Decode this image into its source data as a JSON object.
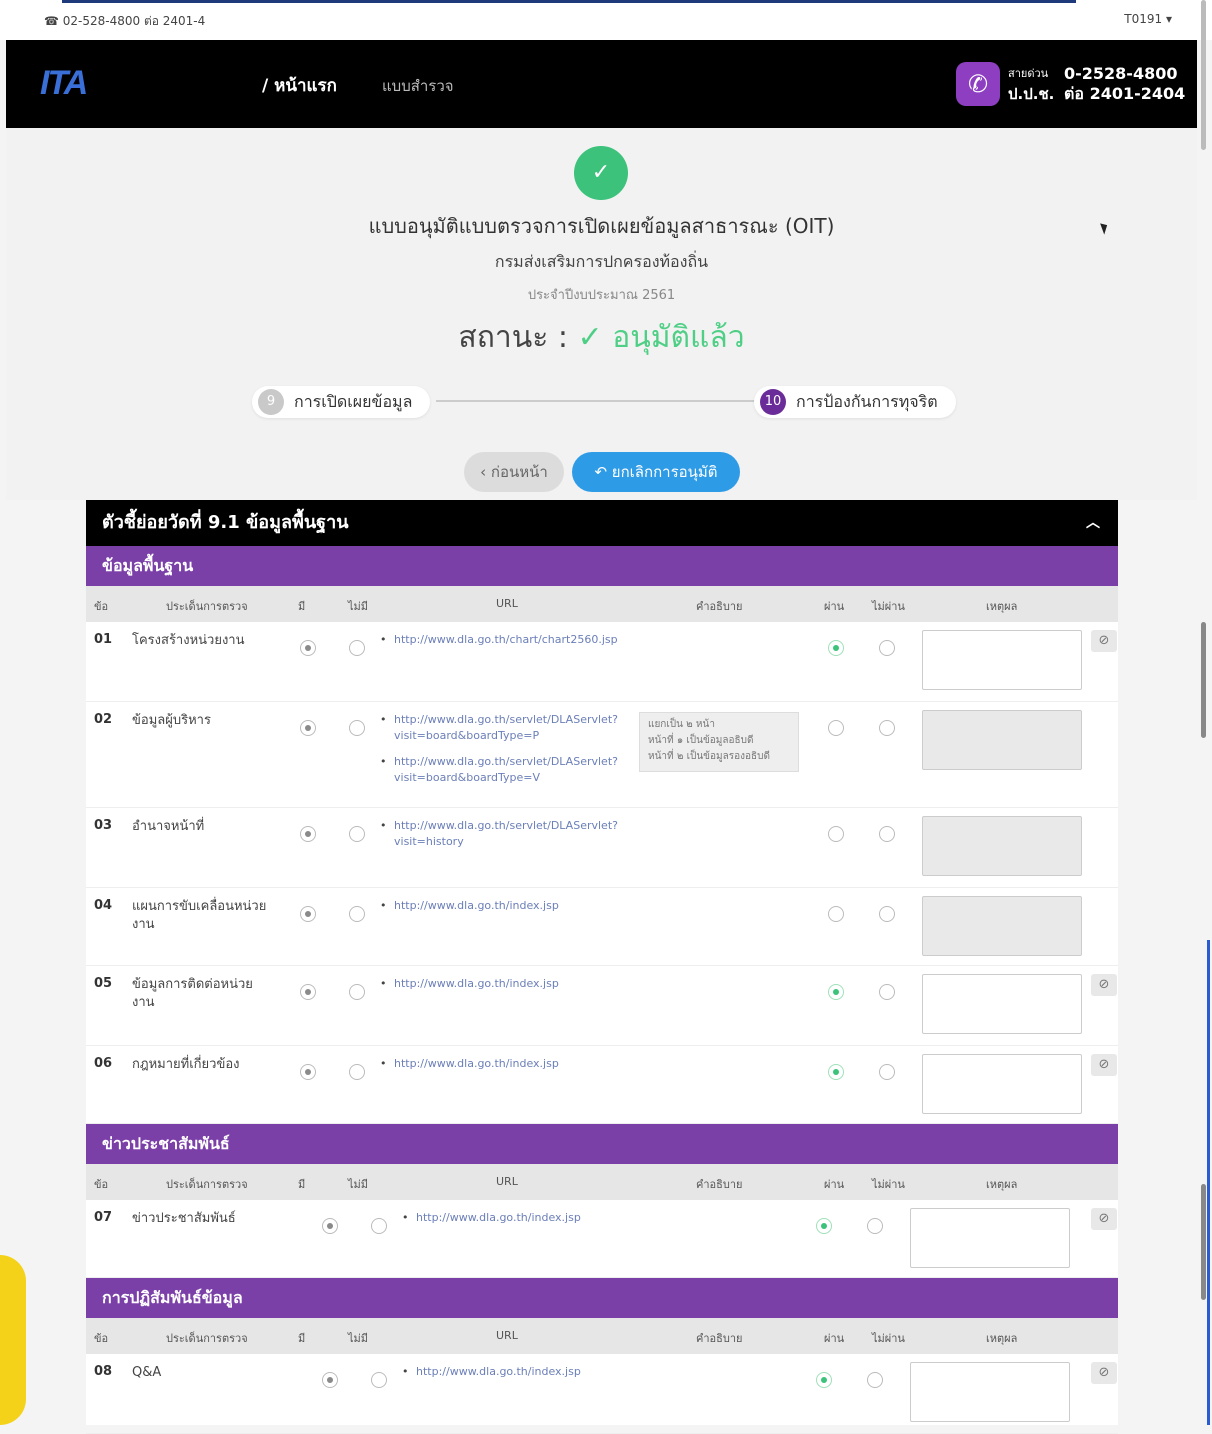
{
  "topbar": {
    "phone": "☎ 02-528-4800 ต่อ 2401-4",
    "user": "T0191 ▾"
  },
  "nav": {
    "logo": "ITA",
    "home": "/ หน้าแรก",
    "survey": "แบบสำรวจ",
    "hotline_l1": "สายด่วน",
    "hotline_l2": "ป.ป.ช.",
    "hotline_n1": "0-2528-4800",
    "hotline_n2": "ต่อ 2401-2404"
  },
  "header": {
    "title": "แบบอนุมัติแบบตรวจการเปิดเผยข้อมูลสาธารณะ (OIT)",
    "department": "กรมส่งเสริมการปกครองท้องถิ่น",
    "year": "ประจำปีงบประมาณ 2561",
    "status_label": "สถานะ :",
    "status_value": "✓ อนุมัติแล้ว"
  },
  "steps": [
    {
      "num": "9",
      "label": "การเปิดเผยข้อมูล"
    },
    {
      "num": "10",
      "label": "การป้องกันการทุจริต"
    }
  ],
  "buttons": {
    "prev": "‹ ก่อนหน้า",
    "cancel_approve": "↶ ยกเลิกการอนุมัติ"
  },
  "panel_title": "ตัวชี้ย่อยวัดที่ 9.1 ข้อมูลพื้นฐาน",
  "columns": {
    "no": "ข้อ",
    "topic": "ประเด็นการตรวจ",
    "has": "มี",
    "not_has": "ไม่มี",
    "url": "URL",
    "desc": "คำอธิบาย",
    "pass": "ผ่าน",
    "fail": "ไม่ผ่าน",
    "reason": "เหตุผล"
  },
  "sections": [
    {
      "title": "ข้อมูลพื้นฐาน"
    },
    {
      "title": "ข่าวประชาสัมพันธ์"
    },
    {
      "title": "การปฏิสัมพันธ์ข้อมูล"
    }
  ],
  "rows": [
    {
      "no": "01",
      "topic": "โครงสร้างหน่วยงาน",
      "urls": [
        "http://www.dla.go.th/chart/chart2560.jsp"
      ],
      "pass": true
    },
    {
      "no": "02",
      "topic": "ข้อมูลผู้บริหาร",
      "urls": [
        "http://www.dla.go.th/servlet/DLAServlet?visit=board&boardType=P",
        "http://www.dla.go.th/servlet/DLAServlet?visit=board&boardType=V"
      ],
      "desc": "แยกเป็น ๒ หน้า\nหน้าที่ ๑ เป็นข้อมูลอธิบดี\nหน้าที่ ๒ เป็นข้อมูลรองอธิบดี",
      "pass": false
    },
    {
      "no": "03",
      "topic": "อำนาจหน้าที่",
      "urls": [
        "http://www.dla.go.th/servlet/DLAServlet?visit=history"
      ],
      "pass": false
    },
    {
      "no": "04",
      "topic": "แผนการขับเคลื่อนหน่วยงาน",
      "urls": [
        "http://www.dla.go.th/index.jsp"
      ],
      "pass": false
    },
    {
      "no": "05",
      "topic": "ข้อมูลการติดต่อหน่วยงาน",
      "urls": [
        "http://www.dla.go.th/index.jsp"
      ],
      "pass": true
    },
    {
      "no": "06",
      "topic": "กฎหมายที่เกี่ยวข้อง",
      "urls": [
        "http://www.dla.go.th/index.jsp"
      ],
      "pass": true
    },
    {
      "no": "07",
      "topic": "ข่าวประชาสัมพันธ์",
      "urls": [
        "http://www.dla.go.th/index.jsp"
      ],
      "pass": true
    },
    {
      "no": "08",
      "topic": "Q&A",
      "urls": [
        "http://www.dla.go.th/index.jsp"
      ],
      "pass": true
    }
  ],
  "colors": {
    "purple": "#7b3fa8",
    "green": "#3cc27a",
    "blue": "#2e9be6"
  },
  "icons": {
    "clear": "ban-icon",
    "check": "check-icon",
    "phone": "phone-icon"
  }
}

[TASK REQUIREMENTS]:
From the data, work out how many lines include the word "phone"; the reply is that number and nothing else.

[ANSWER SPACE]:
2